▶

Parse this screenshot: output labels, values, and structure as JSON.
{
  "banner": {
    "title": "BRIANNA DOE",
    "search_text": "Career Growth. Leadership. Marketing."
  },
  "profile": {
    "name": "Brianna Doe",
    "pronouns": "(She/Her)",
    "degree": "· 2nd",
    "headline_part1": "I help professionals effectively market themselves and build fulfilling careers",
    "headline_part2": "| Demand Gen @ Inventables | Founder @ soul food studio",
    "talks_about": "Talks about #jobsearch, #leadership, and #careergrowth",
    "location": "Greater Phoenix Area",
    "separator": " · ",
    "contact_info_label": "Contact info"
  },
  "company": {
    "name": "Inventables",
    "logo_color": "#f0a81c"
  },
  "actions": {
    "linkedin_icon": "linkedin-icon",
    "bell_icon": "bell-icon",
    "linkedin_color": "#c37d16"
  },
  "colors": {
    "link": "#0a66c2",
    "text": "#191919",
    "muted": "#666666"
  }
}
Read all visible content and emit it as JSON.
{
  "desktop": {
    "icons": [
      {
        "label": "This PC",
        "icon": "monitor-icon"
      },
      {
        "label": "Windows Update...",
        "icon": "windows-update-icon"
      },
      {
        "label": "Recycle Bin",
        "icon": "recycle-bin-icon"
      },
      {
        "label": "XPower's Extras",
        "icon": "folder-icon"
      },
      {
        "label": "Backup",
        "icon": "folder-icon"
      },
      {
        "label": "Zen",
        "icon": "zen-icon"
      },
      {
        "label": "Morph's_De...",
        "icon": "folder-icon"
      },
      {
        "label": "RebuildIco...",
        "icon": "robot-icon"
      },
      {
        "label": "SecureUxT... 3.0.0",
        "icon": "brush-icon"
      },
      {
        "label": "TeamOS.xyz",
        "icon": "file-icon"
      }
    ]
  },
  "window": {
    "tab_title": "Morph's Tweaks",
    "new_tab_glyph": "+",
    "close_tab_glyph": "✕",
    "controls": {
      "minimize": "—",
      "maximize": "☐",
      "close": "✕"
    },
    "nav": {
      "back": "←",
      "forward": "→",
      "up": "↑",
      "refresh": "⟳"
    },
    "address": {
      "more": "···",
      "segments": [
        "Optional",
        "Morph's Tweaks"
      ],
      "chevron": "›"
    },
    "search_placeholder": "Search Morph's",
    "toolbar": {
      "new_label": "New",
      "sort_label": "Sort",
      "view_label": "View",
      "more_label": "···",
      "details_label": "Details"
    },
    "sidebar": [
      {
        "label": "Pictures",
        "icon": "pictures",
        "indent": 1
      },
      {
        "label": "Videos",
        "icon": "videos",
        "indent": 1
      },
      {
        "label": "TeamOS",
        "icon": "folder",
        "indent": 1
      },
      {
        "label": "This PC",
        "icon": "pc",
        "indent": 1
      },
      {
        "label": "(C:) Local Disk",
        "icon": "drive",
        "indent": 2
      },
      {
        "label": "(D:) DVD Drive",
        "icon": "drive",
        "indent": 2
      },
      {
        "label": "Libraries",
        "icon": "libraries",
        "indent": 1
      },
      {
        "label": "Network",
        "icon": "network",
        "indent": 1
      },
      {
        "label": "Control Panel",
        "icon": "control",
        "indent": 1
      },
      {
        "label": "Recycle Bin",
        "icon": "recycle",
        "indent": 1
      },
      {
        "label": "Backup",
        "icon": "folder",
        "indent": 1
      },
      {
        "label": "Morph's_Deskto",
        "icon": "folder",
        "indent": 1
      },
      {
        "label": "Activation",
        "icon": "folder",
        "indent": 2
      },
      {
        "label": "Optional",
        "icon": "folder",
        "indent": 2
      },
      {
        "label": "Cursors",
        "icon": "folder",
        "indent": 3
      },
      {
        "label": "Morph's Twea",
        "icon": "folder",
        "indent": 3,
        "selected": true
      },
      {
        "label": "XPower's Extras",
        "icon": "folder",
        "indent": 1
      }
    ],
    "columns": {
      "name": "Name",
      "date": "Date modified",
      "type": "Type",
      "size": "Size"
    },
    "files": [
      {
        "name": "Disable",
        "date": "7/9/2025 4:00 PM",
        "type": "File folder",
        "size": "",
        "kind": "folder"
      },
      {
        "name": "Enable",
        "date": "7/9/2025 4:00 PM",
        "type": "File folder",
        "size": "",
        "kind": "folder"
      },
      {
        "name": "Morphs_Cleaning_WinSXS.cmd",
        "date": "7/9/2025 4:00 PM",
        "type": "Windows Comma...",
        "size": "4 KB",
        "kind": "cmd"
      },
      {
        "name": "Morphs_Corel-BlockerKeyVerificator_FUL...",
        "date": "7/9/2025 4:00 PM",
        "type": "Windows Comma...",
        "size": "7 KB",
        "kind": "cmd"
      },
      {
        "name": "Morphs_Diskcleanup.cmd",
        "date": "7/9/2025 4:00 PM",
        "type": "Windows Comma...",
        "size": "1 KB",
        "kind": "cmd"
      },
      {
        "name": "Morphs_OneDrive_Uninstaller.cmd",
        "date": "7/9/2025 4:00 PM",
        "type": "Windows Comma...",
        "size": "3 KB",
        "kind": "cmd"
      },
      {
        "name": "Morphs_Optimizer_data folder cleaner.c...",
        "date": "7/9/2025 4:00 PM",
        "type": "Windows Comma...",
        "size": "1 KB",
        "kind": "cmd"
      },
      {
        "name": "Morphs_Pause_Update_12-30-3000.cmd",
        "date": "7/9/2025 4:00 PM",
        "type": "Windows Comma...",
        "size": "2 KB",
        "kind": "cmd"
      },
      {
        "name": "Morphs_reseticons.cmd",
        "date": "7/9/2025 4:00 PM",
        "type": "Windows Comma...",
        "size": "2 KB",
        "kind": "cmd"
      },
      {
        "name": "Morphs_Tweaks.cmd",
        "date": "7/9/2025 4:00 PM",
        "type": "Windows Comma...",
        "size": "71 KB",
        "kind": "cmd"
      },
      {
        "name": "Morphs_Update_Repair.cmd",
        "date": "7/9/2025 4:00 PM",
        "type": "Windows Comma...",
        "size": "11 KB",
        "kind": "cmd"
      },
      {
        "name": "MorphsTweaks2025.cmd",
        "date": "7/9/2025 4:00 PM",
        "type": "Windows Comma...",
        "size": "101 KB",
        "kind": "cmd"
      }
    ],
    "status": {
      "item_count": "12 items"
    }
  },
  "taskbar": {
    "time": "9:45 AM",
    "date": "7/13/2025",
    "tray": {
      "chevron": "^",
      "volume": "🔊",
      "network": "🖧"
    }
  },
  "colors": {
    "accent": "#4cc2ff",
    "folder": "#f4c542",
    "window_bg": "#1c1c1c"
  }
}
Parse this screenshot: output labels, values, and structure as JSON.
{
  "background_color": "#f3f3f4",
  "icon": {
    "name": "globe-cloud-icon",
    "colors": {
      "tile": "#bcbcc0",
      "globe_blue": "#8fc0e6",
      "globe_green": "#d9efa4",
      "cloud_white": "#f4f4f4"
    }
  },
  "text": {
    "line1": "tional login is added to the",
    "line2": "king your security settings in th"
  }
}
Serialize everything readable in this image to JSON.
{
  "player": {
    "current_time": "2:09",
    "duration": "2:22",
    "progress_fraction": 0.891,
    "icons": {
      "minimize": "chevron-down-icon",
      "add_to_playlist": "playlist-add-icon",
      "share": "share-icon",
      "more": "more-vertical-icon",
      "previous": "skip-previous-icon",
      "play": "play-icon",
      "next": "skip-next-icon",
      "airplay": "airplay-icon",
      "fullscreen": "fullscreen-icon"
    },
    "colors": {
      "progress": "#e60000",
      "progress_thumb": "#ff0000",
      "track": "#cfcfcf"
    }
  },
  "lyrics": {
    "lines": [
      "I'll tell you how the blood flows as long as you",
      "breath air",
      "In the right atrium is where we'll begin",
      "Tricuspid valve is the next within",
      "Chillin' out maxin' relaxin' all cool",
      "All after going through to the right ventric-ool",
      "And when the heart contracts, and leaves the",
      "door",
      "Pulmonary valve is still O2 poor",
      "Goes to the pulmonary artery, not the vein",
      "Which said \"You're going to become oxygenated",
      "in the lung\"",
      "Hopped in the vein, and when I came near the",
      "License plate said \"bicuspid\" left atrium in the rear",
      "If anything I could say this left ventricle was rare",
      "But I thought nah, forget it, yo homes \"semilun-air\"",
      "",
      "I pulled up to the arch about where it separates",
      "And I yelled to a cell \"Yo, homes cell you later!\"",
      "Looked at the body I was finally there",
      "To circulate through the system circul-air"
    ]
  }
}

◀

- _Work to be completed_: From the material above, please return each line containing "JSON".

- _Completed task_:
Parse this screenshot: output labels, values, and structure as JSON.
Read all visible content and emit it as JSON.
Parse this screenshot: output labels, values, and structure as JSON.
Serialize everything readable in this image to JSON.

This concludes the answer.